- Carbohydrates: I advise a minimum of 30g (and 500mL of drink) by effort hour and by jar. The panel comes from 7g (Powerade®) to 59g (GU®). It is very important to be between 30 and 35g, under being too little, above bringing digestive disorders (but each individual has its own level of tolerance). 19 drinks have more than 30g, 2 brands have between 27,5g and 29,9g and 10 drinks have less than 27,5g. Average of the panel : 34,28g.
- Carbohydrates/sugar ratio: 2017 innovation, I advise a sugar ratio under 50% in order to guide towards a qualitative and a larger panel of the different brought carbohydrates (maltodextrin, glucose, fructose, saccharose…). 9 brands are under 50%, 16 between 50% and 75% and the rest above 75%. Average of the panel : 56%.
- Sodium : I advise a minimum of 300mg per effort hour. Impressive gap with the 12mg of MX3®(in other words it contains nothing!) and the 600mg of the High5® drink! Average of the panel : 245,9mg.
- Potassium : The European Regulation authorizes 300mg per container, which I agree with. 3 brands are well dosed (Aptonia®, Effinov® and Nutrisens® Sport with Booster Trail), 6 have between 150 and 299mg, 12 have between 1 and 149mg and the rest don’t have any. Average of the panel : 151,97mg.
- Magnesium : The European law alleges at 56mg which I agree with. 9 drinks are well dosed, 8 have between 28mg and 55mg, 6 less than 27mg and the rest do not have any. Average of the panel : 53,40mg.
- B vitamin: I advise the presence of at least 2 B vitamins. 17 drinks have them, 7 have only one and the rest do not have any (mainly the “American” drinks).
- Antioxidants: It is about C vitamins (minimum 12mg), E vitamins (1,8mg) or zinc (2,5mg). Those data are coming from the European law. 20 drinks have them, 1 is not correctly dosed and 16 have none. Average of the panel : 24,3mg of C vitamin.

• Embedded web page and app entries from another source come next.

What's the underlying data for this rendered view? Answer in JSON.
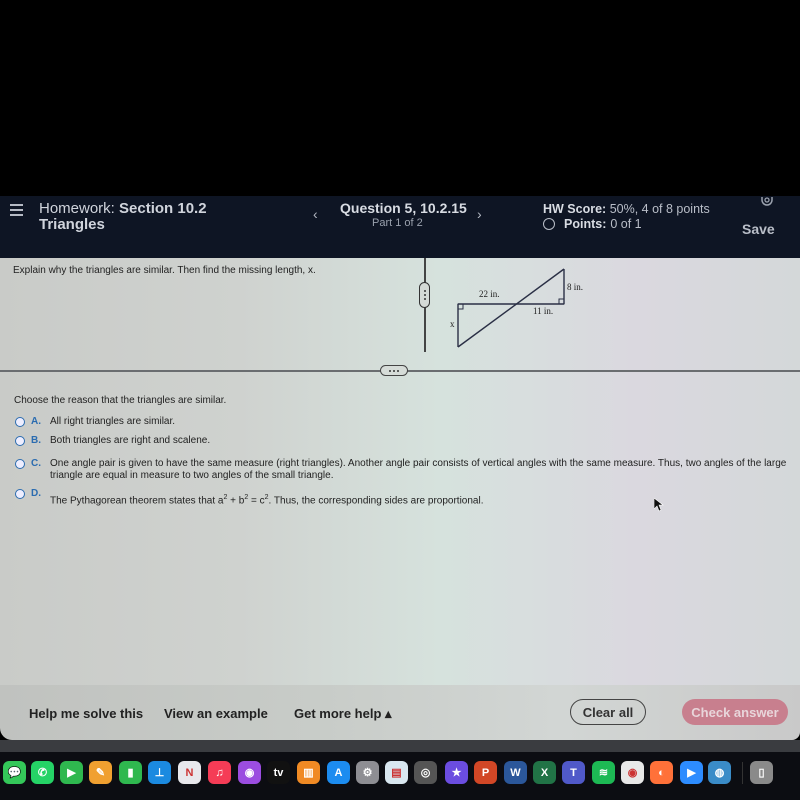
{
  "header": {
    "homework_label": "Homework:",
    "section": "Section 10.2",
    "subtitle": "Triangles",
    "question_title": "Question 5, 10.2.15",
    "question_part": "Part 1 of 2",
    "hw_score_label": "HW Score:",
    "hw_score_value": "50%, 4 of 8 points",
    "points_label": "Points:",
    "points_value": "0 of 1",
    "save_label": "Save",
    "prev_glyph": "‹",
    "next_glyph": "›"
  },
  "question": {
    "prompt": "Explain why the triangles are similar. Then find the missing length, x.",
    "figure": {
      "label_22": "22 in.",
      "label_8": "8 in.",
      "label_11": "11 in.",
      "label_x": "x"
    },
    "choose_prompt": "Choose the reason that the triangles are similar.",
    "options": [
      {
        "letter": "A.",
        "text": "All right triangles are similar."
      },
      {
        "letter": "B.",
        "text": "Both triangles are right and scalene."
      },
      {
        "letter": "C.",
        "text": "One angle pair is given to have the same measure (right triangles). Another angle pair consists of vertical angles with the same measure.  Thus, two angles of the large triangle are equal in measure to two angles of the small triangle."
      },
      {
        "letter": "D.",
        "text_before": "The Pythagorean theorem states that a",
        "text_after": ". Thus, the corresponding sides are proportional."
      }
    ]
  },
  "bottom_bar": {
    "help_me_solve": "Help me solve this",
    "view_example": "View an example",
    "get_more_help": "Get more help ▴",
    "clear_all": "Clear all",
    "check_answer": "Check answer"
  },
  "dock": {
    "apps": [
      {
        "name": "messages",
        "glyph": "💬",
        "color": "#34c759"
      },
      {
        "name": "whatsapp",
        "glyph": "✆",
        "color": "#25d366"
      },
      {
        "name": "facetime",
        "glyph": "▶",
        "color": "#2fb84f"
      },
      {
        "name": "pages",
        "glyph": "✎",
        "color": "#f0a030"
      },
      {
        "name": "numbers",
        "glyph": "▮",
        "color": "#2fb84f"
      },
      {
        "name": "keynote",
        "glyph": "⊥",
        "color": "#1b8ae0"
      },
      {
        "name": "news",
        "glyph": "N",
        "color": "#e8e8ec"
      },
      {
        "name": "music",
        "glyph": "♫",
        "color": "#f53c56"
      },
      {
        "name": "podcasts",
        "glyph": "◉",
        "color": "#9b4de0"
      },
      {
        "name": "apple-tv",
        "glyph": "tv",
        "color": "#111"
      },
      {
        "name": "books",
        "glyph": "▥",
        "color": "#f08a24"
      },
      {
        "name": "app-store",
        "glyph": "A",
        "color": "#1c8cf0"
      },
      {
        "name": "system-settings",
        "glyph": "⚙",
        "color": "#8e8e93"
      },
      {
        "name": "preview",
        "glyph": "▤",
        "color": "#d9e7f0"
      },
      {
        "name": "photo-booth",
        "glyph": "◎",
        "color": "#555"
      },
      {
        "name": "imovie",
        "glyph": "★",
        "color": "#6b4de0"
      },
      {
        "name": "powerpoint",
        "glyph": "P",
        "color": "#d24726"
      },
      {
        "name": "word",
        "glyph": "W",
        "color": "#2b579a"
      },
      {
        "name": "excel",
        "glyph": "X",
        "color": "#217346"
      },
      {
        "name": "teams",
        "glyph": "T",
        "color": "#5059c9"
      },
      {
        "name": "spotify",
        "glyph": "≋",
        "color": "#1db954"
      },
      {
        "name": "chrome",
        "glyph": "◉",
        "color": "#e8e8e8"
      },
      {
        "name": "firefox",
        "glyph": "◐",
        "color": "#ff7139"
      },
      {
        "name": "zoom",
        "glyph": "▶",
        "color": "#2d8cff"
      },
      {
        "name": "network-globe",
        "glyph": "◍",
        "color": "#3a8cc8"
      },
      {
        "name": "trash",
        "glyph": "▯",
        "color": "#8a8a8a"
      }
    ]
  }
}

- BCAAs: I advise 1g per jar. This product is trendy, especially in Ultra. Some brands indicate having some without saying the dosage. 30 brands have none, 1 under 50% (Ergysport®), 2 between 0,5g and 1g (GU®, PiLeJe® and Overstim’s®) and 2 are correctly dosed (Nutratlétic® and Effinov® Sport).
- Average price is 35,30€ per kg (+4,7% versus 2016) with a price starting at 8€ (Wiggle®) to 3,24€ (Effinov® Sport) per kg!
Here is the complete ranking from the best quality/price ratio to the worst. You can find in the PDF chart below all the details, per ingredients.
You can search your drink by typing it in the browser below:
Packagings are coming from the brands associated websites.
|RESULTS OF THE COMPARATIVE CHARTS OF SPORTS DRINKS 2017|
Classification by notes
|PODIUM QUALITY/PRICE||PODIUM QUALITY||PODIUM PRICE|
- Quality/price podium : Iso+ d’Aptonia® (16.75/20) in front of Power Drink d’Inkospor® (14.5/20) and 2-4h energy drink of Eafit® (14/20)
- Quality podium : Nutraperf of Nutratlétic® and Hydraminov d’Effinov® Sport with 15.5/20 followed by Iso+ of Aptonia®
- Price podium : Energy drink of Wiggle® (20/20) in front of Iso+ of Aptonia® et 19.5/20 and Isoactive of PowerBar® at 19.
Here is my comparison of sports drinks. It is appreciated as it’s independent, based on the nutritional analysis which is legally mandatory.
I hope I did help you in your sports drink choice.
Know that every sportsman needs to choose the drink that better fits him/her!
Dietitian Sports Nutritionist